%%

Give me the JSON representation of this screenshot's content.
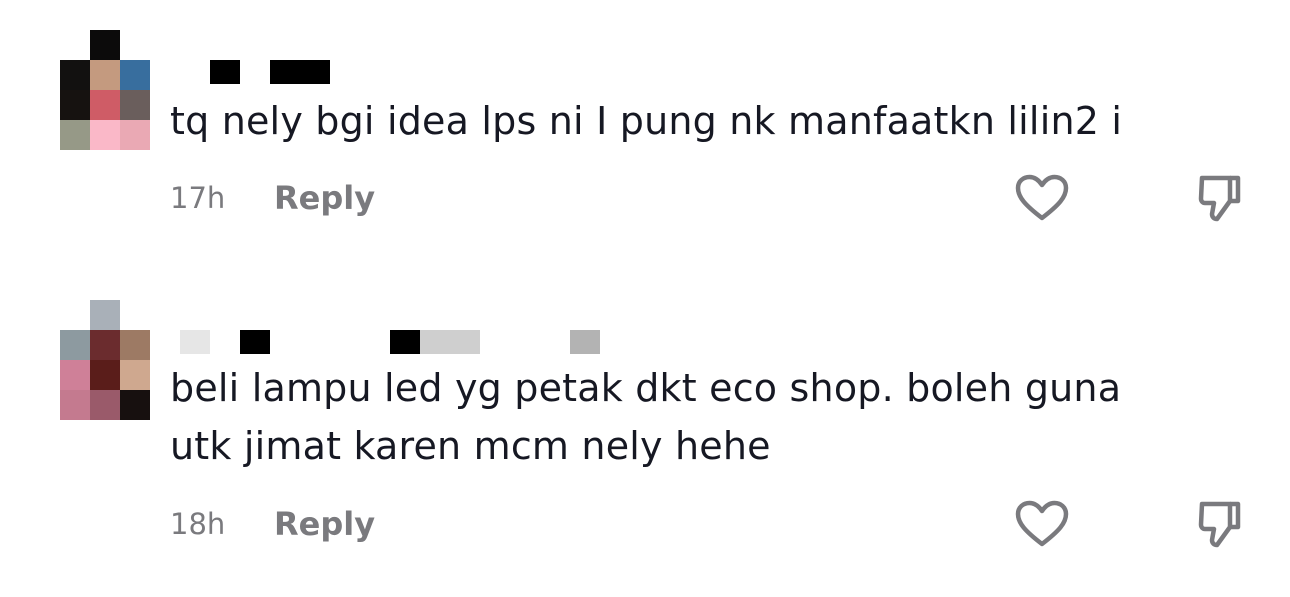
{
  "comments": [
    {
      "text_lines": [
        "tq nely bgi idea lps ni I pung nk manfaatkn lilin2 i"
      ],
      "time": "17h",
      "reply_label": "Reply",
      "like_icon": "heart-outline-icon",
      "dislike_icon": "thumbs-down-outline-icon"
    },
    {
      "text_lines": [
        "beli lampu led yg petak dkt eco shop. boleh guna",
        "utk jimat karen mcm nely hehe"
      ],
      "time": "18h",
      "reply_label": "Reply",
      "like_icon": "heart-outline-icon",
      "dislike_icon": "thumbs-down-outline-icon"
    }
  ],
  "colors": {
    "text": "#161823",
    "meta": "#7a7a7e",
    "icon": "#7a7a7e",
    "background": "#ffffff"
  }
}
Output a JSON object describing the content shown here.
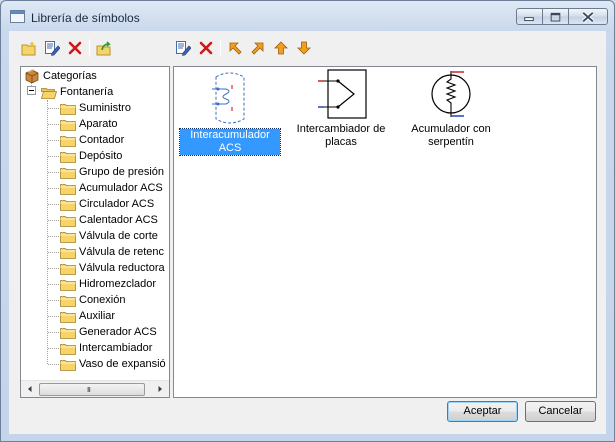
{
  "window": {
    "title": "Librería de símbolos",
    "controls": [
      "minimize-icon",
      "maximize-icon",
      "close-icon"
    ]
  },
  "toolbar_left": [
    "new-folder-icon",
    "edit-icon",
    "delete-icon",
    "import-icon"
  ],
  "toolbar_right": [
    "edit-icon",
    "delete-icon",
    "move-first-icon",
    "move-last-icon",
    "move-up-icon",
    "move-down-icon"
  ],
  "tree": {
    "root": "Categorías",
    "category": "Fontanería",
    "items": [
      "Suministro",
      "Aparato",
      "Contador",
      "Depósito",
      "Grupo de presión",
      "Acumulador ACS",
      "Circulador ACS",
      "Calentador ACS",
      "Válvula de corte",
      "Válvula de retenc",
      "Válvula reductora",
      "Hidromezclador",
      "Conexión",
      "Auxiliar",
      "Generador ACS",
      "Intercambiador",
      "Vaso de expansió"
    ]
  },
  "scrollbar": {
    "grip": "III"
  },
  "symbols": [
    {
      "label": "Interacumulador ACS",
      "selected": true
    },
    {
      "label": "Intercambiador de placas",
      "selected": false
    },
    {
      "label": "Acumulador con serpentín",
      "selected": false
    }
  ],
  "buttons": {
    "ok": "Aceptar",
    "cancel": "Cancelar"
  },
  "colors": {
    "folder": "#f5d56b",
    "selection": "#3399ff",
    "delete": "#d01818",
    "arrow": "#f0a020"
  }
}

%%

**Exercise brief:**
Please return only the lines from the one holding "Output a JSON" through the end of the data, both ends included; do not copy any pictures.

**Written reply:**
Output a JSON object describing the content shown here.
{
  "window": {
    "title": "Librería de símbolos",
    "controls": [
      "minimize-icon",
      "maximize-icon",
      "close-icon"
    ]
  },
  "toolbar_left": [
    "new-folder-icon",
    "edit-icon",
    "delete-icon",
    "import-icon"
  ],
  "toolbar_right": [
    "edit-icon",
    "delete-icon",
    "move-first-icon",
    "move-last-icon",
    "move-up-icon",
    "move-down-icon"
  ],
  "tree": {
    "root": "Categorías",
    "category": "Fontanería",
    "items": [
      "Suministro",
      "Aparato",
      "Contador",
      "Depósito",
      "Grupo de presión",
      "Acumulador ACS",
      "Circulador ACS",
      "Calentador ACS",
      "Válvula de corte",
      "Válvula de retenc",
      "Válvula reductora",
      "Hidromezclador",
      "Conexión",
      "Auxiliar",
      "Generador ACS",
      "Intercambiador",
      "Vaso de expansió"
    ]
  },
  "scrollbar": {
    "grip": "III"
  },
  "symbols": [
    {
      "label": "Interacumulador ACS",
      "selected": true
    },
    {
      "label": "Intercambiador de placas",
      "selected": false
    },
    {
      "label": "Acumulador con serpentín",
      "selected": false
    }
  ],
  "buttons": {
    "ok": "Aceptar",
    "cancel": "Cancelar"
  },
  "colors": {
    "folder": "#f5d56b",
    "selection": "#3399ff",
    "delete": "#d01818",
    "arrow": "#f0a020"
  }
}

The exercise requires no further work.